As the 23-year-old England international, who helped Manchester City claim the Premier League title last season, prepares for Sunday’s clash with Panama, he reflected on his difficult childhood, which saw him arrive in the country from Jamaica at the age of five and struggle to fit in at school.
In a revealing interview with the Players’ Tribune, he said: “I’m telling you right now, England is still a place where a naughty boy who comes from nothing can live his dream.”
Sterling also expressed his gratitude to his mother Nadine, recalling the days when he and and his older sister Lakima used to go to work with her at 5am before school at her job as a hotel cleaner.
The player, who was criticised on the eve of the finals over a tattoo of a gun on his leg, said: “If people want to write about my mum’s bathroom in her house, all I have to tell you is that 15 years ago, we were cleaning toilets in Stonebridge and getting breakfast out of the vending machine.
“If anybody deserves to be happy, it’s my mum. She came to this country with nothing and put herself through school cleaning bathrooms and changing bed sheets, and now she’s the director of a nursing home. And her son plays for England.”
Sterling’s father was murdered when he was two and shortly afterwards, his mother took the difficult decision to leave him and his sister with their grandmother and travel to England to study for a degree in order to better provide for her family.
With the family having eventually been re-united in London, he was initially removed from his primary school because of his behaviour, but eventually knuckled down and in football, found a platform upon which to make his name.
As he approached secondary school age, Arsenal came calling, but his mother persuaded him to opt instead for QPR rather than risk being swallowed up by the Gunners’ youth system.
Sterling said: “It was quite hard for my family, because my mum would never let me go to training alone and she always had to work, so my sister would have to take me all the way out to Heathrow.

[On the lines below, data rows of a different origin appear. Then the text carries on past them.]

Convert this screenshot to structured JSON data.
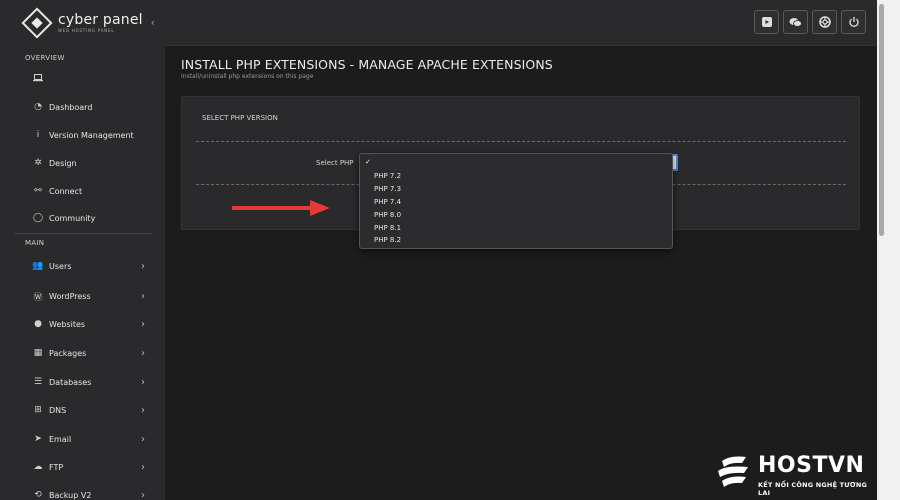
{
  "logo": {
    "title": "cyber panel",
    "subtitle": "WEB HOSTING PANEL"
  },
  "sidebar": {
    "collapse_icon": "chevron-left-icon",
    "overview_label": "OVERVIEW",
    "main_label": "MAIN",
    "overview_items": [
      {
        "label": "",
        "icon": "laptop-icon"
      },
      {
        "label": "Dashboard",
        "icon": "tachometer-icon"
      },
      {
        "label": "Version Management",
        "icon": "info-icon"
      },
      {
        "label": "Design",
        "icon": "cog-icon"
      },
      {
        "label": "Connect",
        "icon": "link-icon"
      },
      {
        "label": "Community",
        "icon": "chat-icon"
      }
    ],
    "main_items": [
      {
        "label": "Users",
        "icon": "users-icon"
      },
      {
        "label": "WordPress",
        "icon": "wordpress-icon"
      },
      {
        "label": "Websites",
        "icon": "globe-icon"
      },
      {
        "label": "Packages",
        "icon": "cubes-icon"
      },
      {
        "label": "Databases",
        "icon": "database-icon"
      },
      {
        "label": "DNS",
        "icon": "sitemap-icon"
      },
      {
        "label": "Email",
        "icon": "paper-plane-icon"
      },
      {
        "label": "FTP",
        "icon": "cloud-upload-icon"
      },
      {
        "label": "Backup V2",
        "icon": "backup-icon"
      }
    ]
  },
  "topbar": {
    "buttons": [
      "youtube-icon",
      "chat-icon",
      "support-icon",
      "power-icon"
    ]
  },
  "main": {
    "title": "INSTALL PHP EXTENSIONS - MANAGE APACHE EXTENSIONS",
    "subtitle": "Install/uninstall php extensions on this page",
    "panel_title": "SELECT PHP VERSION",
    "select_label": "Select PHP",
    "dropdown_check": "✓",
    "options": [
      "PHP 7.2",
      "PHP 7.3",
      "PHP 7.4",
      "PHP 8.0",
      "PHP 8.1",
      "PHP 8.2"
    ]
  },
  "brand": {
    "name": "HOSTVN",
    "tagline": "KẾT NỐI CÔNG NGHỆ TƯƠNG LAI"
  },
  "colors": {
    "sidebar": "#2a2a2c",
    "background": "#1c1c1d",
    "select_border": "#4c8ad6",
    "arrow": "#e53935"
  }
}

“We’d leave at 3.15pm and get home at 11pm. Every. Single. Day. Imagine being 17 years old and doing that for your little brother. And I never once heard her say, ‘Nah, I don’t wanna take him’.”